However, far from being penalised for his lethargy, Mr Brammertz was promoted to the former Yugoslavia tribunal.

In 2010, I published a book on post-2005 Lebanon, in which I wrote extensively about the investigation and offered the Belgian an opportunity to give his side of the story. Through his spokesperson, he replied that he was not in a position to comment on an ongoing investigation.

During those years of idleness, Mr Al Sayyed and his colleagues languished in prison. Ironically, one of Mr Mehlis’s criticisms of Mr Brammertz was that his failure to accelerate the legal process harmed the rights of the accused. Yet he also added: “We did find sufficient evidence that [Mr Al Sayyed and the other accused] were involved in the Hariri case. This was not my assessment alone but also that of my commission’s investigators and the Lebanese judiciary."

In fact, both Mr Brammertz and Mr Bellemare were asked by their Lebanese counterparts whether they withdrew Mr Mehlis’s recommendation that Mr Al Sayyed and his colleagues should be kept in prison. Each time they responded no – that is, until the STL was formally set up and Mr Bellemare was asked by the pre-trial judge whether he was in a position to indict those arrested. When he was not, Mr Bellemare found himself obliged to release them.

The Brammertz years were key in the investigation because they came at the moment when it was transitioning from Mr Mehlis's tenure, when the investigative process was being set up, to one where the evidence and testimony for the case were to be gathered.

Yet Mr Brammertz gathered very little, wasting time by reopening the crime scene after three other investigations of the same site. Even senior Lebanese officials dealing with the Belgian later told me that there had been very little progress during his time in office.

Most embarrassingly, the breakthrough telecommunications analysis on the Hariri assassination was conducted by a Lebanese police officer who was later killed for his efforts rather than the UN investigative team. It is that data, later confirmed by an analysis team brought in by Mr Brammertz just as he was about to leave office, that permitted Mr Bellemare to put together his initial indictment in June 2011.

Today, the STL is in more competent hands but it would seem that the damage has been done.
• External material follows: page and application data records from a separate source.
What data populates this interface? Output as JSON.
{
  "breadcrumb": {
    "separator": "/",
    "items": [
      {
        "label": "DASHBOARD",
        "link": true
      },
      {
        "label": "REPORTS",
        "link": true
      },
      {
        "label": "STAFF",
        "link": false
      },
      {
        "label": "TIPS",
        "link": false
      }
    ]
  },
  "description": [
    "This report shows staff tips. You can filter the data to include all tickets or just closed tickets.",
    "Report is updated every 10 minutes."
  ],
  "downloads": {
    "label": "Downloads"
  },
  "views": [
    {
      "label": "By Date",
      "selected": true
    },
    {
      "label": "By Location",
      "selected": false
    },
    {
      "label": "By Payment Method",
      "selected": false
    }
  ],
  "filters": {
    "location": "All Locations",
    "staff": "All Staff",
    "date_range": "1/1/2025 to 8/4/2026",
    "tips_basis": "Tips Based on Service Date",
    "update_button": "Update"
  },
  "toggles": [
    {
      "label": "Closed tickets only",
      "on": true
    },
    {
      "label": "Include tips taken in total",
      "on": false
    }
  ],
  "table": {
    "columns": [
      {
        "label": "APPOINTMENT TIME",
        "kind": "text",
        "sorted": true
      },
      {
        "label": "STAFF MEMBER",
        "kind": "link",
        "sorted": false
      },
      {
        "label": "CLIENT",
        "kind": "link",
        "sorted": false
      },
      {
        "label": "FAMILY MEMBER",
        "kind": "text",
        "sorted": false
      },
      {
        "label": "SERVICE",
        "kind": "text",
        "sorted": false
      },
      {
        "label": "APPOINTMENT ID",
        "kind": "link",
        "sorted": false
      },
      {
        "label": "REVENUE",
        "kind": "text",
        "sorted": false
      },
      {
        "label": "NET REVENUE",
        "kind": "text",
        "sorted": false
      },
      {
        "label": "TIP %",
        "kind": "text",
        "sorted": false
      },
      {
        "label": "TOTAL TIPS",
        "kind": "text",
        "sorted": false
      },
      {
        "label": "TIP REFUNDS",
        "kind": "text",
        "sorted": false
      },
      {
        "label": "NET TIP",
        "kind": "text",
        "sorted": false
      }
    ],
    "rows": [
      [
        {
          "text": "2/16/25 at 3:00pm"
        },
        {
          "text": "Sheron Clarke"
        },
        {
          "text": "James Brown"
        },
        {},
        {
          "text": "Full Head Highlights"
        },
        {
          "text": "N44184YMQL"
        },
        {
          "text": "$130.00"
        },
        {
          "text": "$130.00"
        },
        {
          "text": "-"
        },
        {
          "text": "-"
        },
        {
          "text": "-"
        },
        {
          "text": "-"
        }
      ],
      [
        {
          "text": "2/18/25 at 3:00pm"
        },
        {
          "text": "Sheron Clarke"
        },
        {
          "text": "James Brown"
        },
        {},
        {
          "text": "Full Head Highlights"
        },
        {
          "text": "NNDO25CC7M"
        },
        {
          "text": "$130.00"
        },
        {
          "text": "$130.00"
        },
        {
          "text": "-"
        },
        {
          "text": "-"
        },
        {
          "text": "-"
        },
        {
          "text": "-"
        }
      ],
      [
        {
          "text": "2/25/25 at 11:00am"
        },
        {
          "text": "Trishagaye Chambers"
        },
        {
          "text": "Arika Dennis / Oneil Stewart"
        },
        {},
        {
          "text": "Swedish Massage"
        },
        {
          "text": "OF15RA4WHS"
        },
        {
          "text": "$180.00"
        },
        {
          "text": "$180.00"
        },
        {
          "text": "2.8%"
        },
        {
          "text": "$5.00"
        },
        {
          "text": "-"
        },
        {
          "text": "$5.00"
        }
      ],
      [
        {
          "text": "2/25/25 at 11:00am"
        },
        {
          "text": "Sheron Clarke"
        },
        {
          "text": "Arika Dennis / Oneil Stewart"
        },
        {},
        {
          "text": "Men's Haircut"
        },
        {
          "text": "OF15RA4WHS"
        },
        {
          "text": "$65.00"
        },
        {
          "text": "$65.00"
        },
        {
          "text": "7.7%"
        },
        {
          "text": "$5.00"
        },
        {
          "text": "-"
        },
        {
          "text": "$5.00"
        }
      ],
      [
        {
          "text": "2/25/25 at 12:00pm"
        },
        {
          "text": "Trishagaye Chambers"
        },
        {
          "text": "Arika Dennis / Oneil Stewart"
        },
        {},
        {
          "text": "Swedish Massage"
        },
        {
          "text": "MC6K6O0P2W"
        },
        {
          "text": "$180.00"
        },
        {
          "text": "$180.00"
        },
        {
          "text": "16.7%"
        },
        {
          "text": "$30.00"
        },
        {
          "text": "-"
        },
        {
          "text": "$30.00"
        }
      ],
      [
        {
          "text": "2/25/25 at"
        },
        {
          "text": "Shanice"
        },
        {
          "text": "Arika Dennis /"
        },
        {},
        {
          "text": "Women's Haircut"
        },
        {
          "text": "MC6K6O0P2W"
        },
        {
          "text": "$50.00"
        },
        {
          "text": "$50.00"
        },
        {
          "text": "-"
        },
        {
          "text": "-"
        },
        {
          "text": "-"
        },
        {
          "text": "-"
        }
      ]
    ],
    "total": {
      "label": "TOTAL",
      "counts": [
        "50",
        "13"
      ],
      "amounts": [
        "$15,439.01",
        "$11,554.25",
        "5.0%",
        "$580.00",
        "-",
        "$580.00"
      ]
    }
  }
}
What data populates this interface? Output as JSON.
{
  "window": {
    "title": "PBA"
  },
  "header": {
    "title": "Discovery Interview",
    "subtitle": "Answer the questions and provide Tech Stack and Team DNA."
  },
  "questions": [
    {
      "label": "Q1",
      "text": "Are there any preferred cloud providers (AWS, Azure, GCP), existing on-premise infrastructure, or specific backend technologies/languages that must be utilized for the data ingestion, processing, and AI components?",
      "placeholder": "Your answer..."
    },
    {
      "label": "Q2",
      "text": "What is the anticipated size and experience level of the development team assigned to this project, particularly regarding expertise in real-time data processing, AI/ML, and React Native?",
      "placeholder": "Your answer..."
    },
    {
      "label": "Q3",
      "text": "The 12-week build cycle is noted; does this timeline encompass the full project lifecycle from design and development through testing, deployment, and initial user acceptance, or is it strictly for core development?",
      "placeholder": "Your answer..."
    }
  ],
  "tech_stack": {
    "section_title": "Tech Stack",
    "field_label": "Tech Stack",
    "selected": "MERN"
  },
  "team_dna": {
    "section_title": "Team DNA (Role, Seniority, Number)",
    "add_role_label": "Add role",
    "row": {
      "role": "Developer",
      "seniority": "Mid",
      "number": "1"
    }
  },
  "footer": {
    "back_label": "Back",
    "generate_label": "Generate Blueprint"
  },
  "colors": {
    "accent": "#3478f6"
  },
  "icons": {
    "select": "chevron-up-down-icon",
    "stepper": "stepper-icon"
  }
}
Mr Al Sayyed continues to denounce the tribunal but most Lebanese can already see that the UN legal process seems permanently damaged. Hezbollah members have been accused of the assassination but none is in court, nor is ever likely to be.

The STL was supposed to represent an end to impunity for crimes. Most Lebanese will offer a far less generous opinion.

Michael Young is editor of Diwan, the blog of the Carnegie Middle East programme, in Beirut and the author of The Ghosts of Martyrs Square